SV Staff  |  Dec 08, 2016  |  0 comments
A lot has changed in the past 15 years. Ultra-thin TVs that hang on the wall have replaced bulky tube and rear-projection TVs. DVD and CD players have become quaint relics of the early days of digital. The list goes on…
SV Staff  |  Dec 01, 2016  |  0 comments
You have to go back 117 years to find the origins of the jukebox. But that early machine (left) is nothing at all like the iconic Wurlitzer 1015 jukebox from 1946 (right) or the ’60’s-era Zodiak (middle).” The primitive contraption wasn’t even called a jukebox…
SV Staff  |  Nov 17, 2016  |  0 comments
Thirty-four years ago this week, Apple co-founder Steve Jobs asks McIntosh Labs for rights to use “Macintosh” as the brand name of a computer it was developing, a year after settling a trademark infringement suit brought by The Beatles’ holding company Apple Corps.
SV Staff  |  Nov 10, 2016  |  1 comments
Google introduced its Android mobile platform nine years ago this month, which set the stage for the 2008 launch of world’s first Android-based smartphone: T-Mobile’s G1 (also known as the HTC Dream).
SV Staff  |  Nov 03, 2016  |  1 comments
Long before the iPod and the Walkman there was a remarkable invention called the transistor radio.
SV Staff  |  Oct 27, 2016  |  0 comments
Twenty-six years ago this month, English computer programmer and obsessive movie fan Colin (Col) Needham launched the Internet Movie Database, now known as IMDb.
SV Staff  |  Oct 20, 2016  |  3 comments

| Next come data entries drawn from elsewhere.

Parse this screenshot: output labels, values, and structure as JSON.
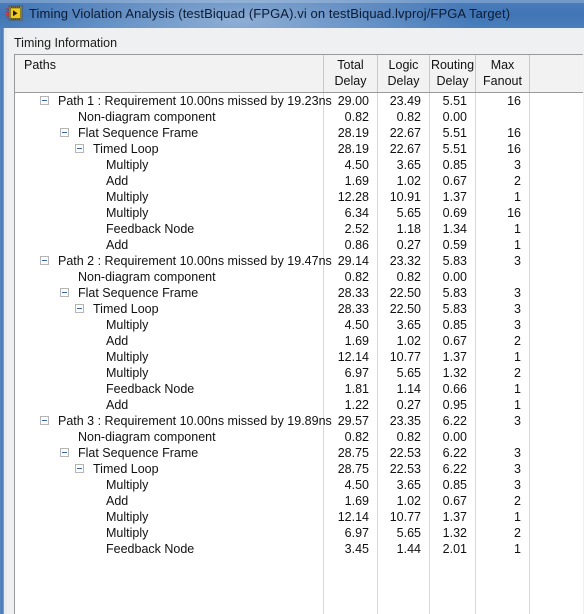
{
  "window": {
    "title": "Timing Violation Analysis (testBiquad (FPGA).vi on testBiquad.lvproj/FPGA Target)",
    "icon": "labview-vi-icon",
    "titlebar_color": "#4577b6"
  },
  "group": {
    "label": "Timing Information"
  },
  "table": {
    "columns": [
      {
        "key": "paths",
        "line1": "Paths",
        "line2": ""
      },
      {
        "key": "total",
        "line1": "Total",
        "line2": "Delay"
      },
      {
        "key": "logic",
        "line1": "Logic",
        "line2": "Delay"
      },
      {
        "key": "routing",
        "line1": "Routing",
        "line2": "Delay"
      },
      {
        "key": "fanout",
        "line1": "Max",
        "line2": "Fanout"
      },
      {
        "key": "spare",
        "line1": "",
        "line2": ""
      }
    ],
    "rows": [
      {
        "label": "Path 1 : Requirement 10.00ns missed by 19.23ns",
        "level": 0,
        "expander": true,
        "total": "29.00",
        "logic": "23.49",
        "routing": "5.51",
        "fanout": "16"
      },
      {
        "label": "Non-diagram component",
        "level": 1,
        "expander": false,
        "total": "0.82",
        "logic": "0.82",
        "routing": "0.00",
        "fanout": ""
      },
      {
        "label": "Flat Sequence Frame",
        "level": 1,
        "expander": true,
        "total": "28.19",
        "logic": "22.67",
        "routing": "5.51",
        "fanout": "16"
      },
      {
        "label": "Timed Loop",
        "level": 2,
        "expander": true,
        "total": "28.19",
        "logic": "22.67",
        "routing": "5.51",
        "fanout": "16"
      },
      {
        "label": "Multiply",
        "level": 3,
        "expander": false,
        "total": "4.50",
        "logic": "3.65",
        "routing": "0.85",
        "fanout": "3"
      },
      {
        "label": "Add",
        "level": 3,
        "expander": false,
        "total": "1.69",
        "logic": "1.02",
        "routing": "0.67",
        "fanout": "2"
      },
      {
        "label": "Multiply",
        "level": 3,
        "expander": false,
        "total": "12.28",
        "logic": "10.91",
        "routing": "1.37",
        "fanout": "1"
      },
      {
        "label": "Multiply",
        "level": 3,
        "expander": false,
        "total": "6.34",
        "logic": "5.65",
        "routing": "0.69",
        "fanout": "16"
      },
      {
        "label": "Feedback Node",
        "level": 3,
        "expander": false,
        "total": "2.52",
        "logic": "1.18",
        "routing": "1.34",
        "fanout": "1"
      },
      {
        "label": "Add",
        "level": 3,
        "expander": false,
        "total": "0.86",
        "logic": "0.27",
        "routing": "0.59",
        "fanout": "1"
      },
      {
        "label": "Path 2 : Requirement 10.00ns missed by 19.47ns",
        "level": 0,
        "expander": true,
        "total": "29.14",
        "logic": "23.32",
        "routing": "5.83",
        "fanout": "3"
      },
      {
        "label": "Non-diagram component",
        "level": 1,
        "expander": false,
        "total": "0.82",
        "logic": "0.82",
        "routing": "0.00",
        "fanout": ""
      },
      {
        "label": "Flat Sequence Frame",
        "level": 1,
        "expander": true,
        "total": "28.33",
        "logic": "22.50",
        "routing": "5.83",
        "fanout": "3"
      },
      {
        "label": "Timed Loop",
        "level": 2,
        "expander": true,
        "total": "28.33",
        "logic": "22.50",
        "routing": "5.83",
        "fanout": "3"
      },
      {
        "label": "Multiply",
        "level": 3,
        "expander": false,
        "total": "4.50",
        "logic": "3.65",
        "routing": "0.85",
        "fanout": "3"
      },
      {
        "label": "Add",
        "level": 3,
        "expander": false,
        "total": "1.69",
        "logic": "1.02",
        "routing": "0.67",
        "fanout": "2"
      },
      {
        "label": "Multiply",
        "level": 3,
        "expander": false,
        "total": "12.14",
        "logic": "10.77",
        "routing": "1.37",
        "fanout": "1"
      },
      {
        "label": "Multiply",
        "level": 3,
        "expander": false,
        "total": "6.97",
        "logic": "5.65",
        "routing": "1.32",
        "fanout": "2"
      },
      {
        "label": "Feedback Node",
        "level": 3,
        "expander": false,
        "total": "1.81",
        "logic": "1.14",
        "routing": "0.66",
        "fanout": "1"
      },
      {
        "label": "Add",
        "level": 3,
        "expander": false,
        "total": "1.22",
        "logic": "0.27",
        "routing": "0.95",
        "fanout": "1"
      },
      {
        "label": "Path 3 : Requirement 10.00ns missed by 19.89ns",
        "level": 0,
        "expander": true,
        "total": "29.57",
        "logic": "23.35",
        "routing": "6.22",
        "fanout": "3"
      },
      {
        "label": "Non-diagram component",
        "level": 1,
        "expander": false,
        "total": "0.82",
        "logic": "0.82",
        "routing": "0.00",
        "fanout": ""
      },
      {
        "label": "Flat Sequence Frame",
        "level": 1,
        "expander": true,
        "total": "28.75",
        "logic": "22.53",
        "routing": "6.22",
        "fanout": "3"
      },
      {
        "label": "Timed Loop",
        "level": 2,
        "expander": true,
        "total": "28.75",
        "logic": "22.53",
        "routing": "6.22",
        "fanout": "3"
      },
      {
        "label": "Multiply",
        "level": 3,
        "expander": false,
        "total": "4.50",
        "logic": "3.65",
        "routing": "0.85",
        "fanout": "3"
      },
      {
        "label": "Add",
        "level": 3,
        "expander": false,
        "total": "1.69",
        "logic": "1.02",
        "routing": "0.67",
        "fanout": "2"
      },
      {
        "label": "Multiply",
        "level": 3,
        "expander": false,
        "total": "12.14",
        "logic": "10.77",
        "routing": "1.37",
        "fanout": "1"
      },
      {
        "label": "Multiply",
        "level": 3,
        "expander": false,
        "total": "6.97",
        "logic": "5.65",
        "routing": "1.32",
        "fanout": "2"
      },
      {
        "label": "Feedback Node",
        "level": 3,
        "expander": false,
        "total": "3.45",
        "logic": "1.44",
        "routing": "2.01",
        "fanout": "1"
      }
    ]
  }
}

Thirty-one years ago this week, 29-year-old entrepreneur David Cook opened the first Blockbuster video store in Dallas, Texas. An investment group later bought the company and parlayed it in to a national powerhouse that became synonymous with movie rentals—from VHS to DVD to Blu-ray.